Researchers from fast.ai announced a new speed record for training ImageNet to 93 percent accuracy in only 18 minutes.
Fast.ai alumni Andrew Shaw, and Defense Innovation Unit Experimental (DIU) researcher Yaroslav Bulatov achieved the speed record using 128 NVIDIA Tesla V100 Tensor Core GPUs on the Amazon Web Services (AWS) cloud, with the fastai and cuDNN-accelerated PyTorch libraries. For distributed computation, the team used the NVIDIA Collective Communications Library (NCCL) open-source library, which implements ring-style collectives that are integrated with PyTorch’s all-reduce distributed module.
The record is 40% faster than the previous record.
“DIU and fast.ai will be releasing software to allow anyone to easily train and monitor their own distributed models on AWS, using the best practices developed in this project,” said Jeremy Howard, a founding researcher at fast.ai. “We entered this competition because we wanted to show that you don’t have to have huge resources to be at the cutting edge of AI research, and we were quite successful in doing so.”
The researchers said they were encouraged by previous speed records achieved on publicly available machines by the AWS team.
“The set of tools developed by fast.ai focused on fast iteration with single-instance experiments, whilst the nexus-scheduler developed by DIU was focused on robustness and multi-machine experiments,” Howard stated.
The team says they achieved the speed record with 16 AWS instances, at a total compute cost of $40.
“We’re not even done yet – we have some ideas for further simple optimizations which we’ll be trying out,” Howard said. “There’s certainly plenty of room to go faster still.”

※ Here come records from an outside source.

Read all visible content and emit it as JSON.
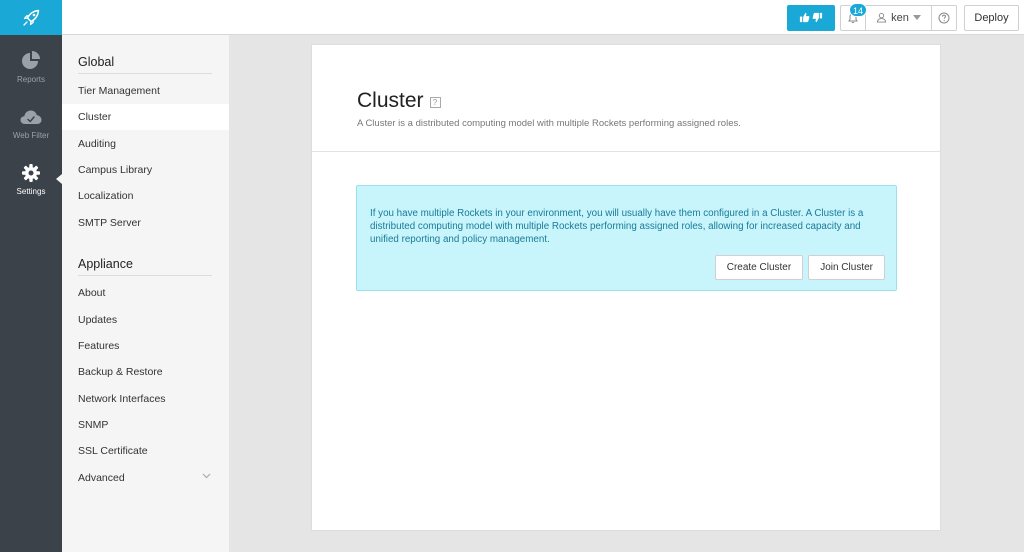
{
  "topbar": {
    "logo_icon": "rocket-icon",
    "feedback_icon": "thumbs-up-down-icon",
    "notifications_count": "14",
    "user_name": "ken",
    "help_icon": "question-icon",
    "deploy_label": "Deploy"
  },
  "rail": {
    "items": [
      {
        "label": "Reports",
        "icon": "pie-chart-icon"
      },
      {
        "label": "Web Filter",
        "icon": "cloud-icon"
      },
      {
        "label": "Settings",
        "icon": "gear-icon"
      }
    ]
  },
  "subnav": {
    "global_heading": "Global",
    "global_items": [
      "Tier Management",
      "Cluster",
      "Auditing",
      "Campus Library",
      "Localization",
      "SMTP Server"
    ],
    "appliance_heading": "Appliance",
    "appliance_items": [
      "About",
      "Updates",
      "Features",
      "Backup & Restore",
      "Network Interfaces",
      "SNMP",
      "SSL Certificate",
      "Advanced"
    ]
  },
  "main": {
    "title": "Cluster",
    "help_marker": "?",
    "subtitle": "A Cluster is a distributed computing model with multiple Rockets performing assigned roles.",
    "info_text": "If you have multiple Rockets in your environment, you will usually have them configured in a Cluster. A Cluster is a distributed computing model with multiple Rockets performing assigned roles, allowing for increased capacity and unified reporting and policy management.",
    "create_label": "Create Cluster",
    "join_label": "Join Cluster"
  },
  "colors": {
    "brand": "#1aa9d6",
    "rail_bg": "#3b4249",
    "info_bg": "#c7f5fb",
    "info_text": "#1b7a99"
  }
}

You can learn more about the record and fast.ai’s implementation on their blog.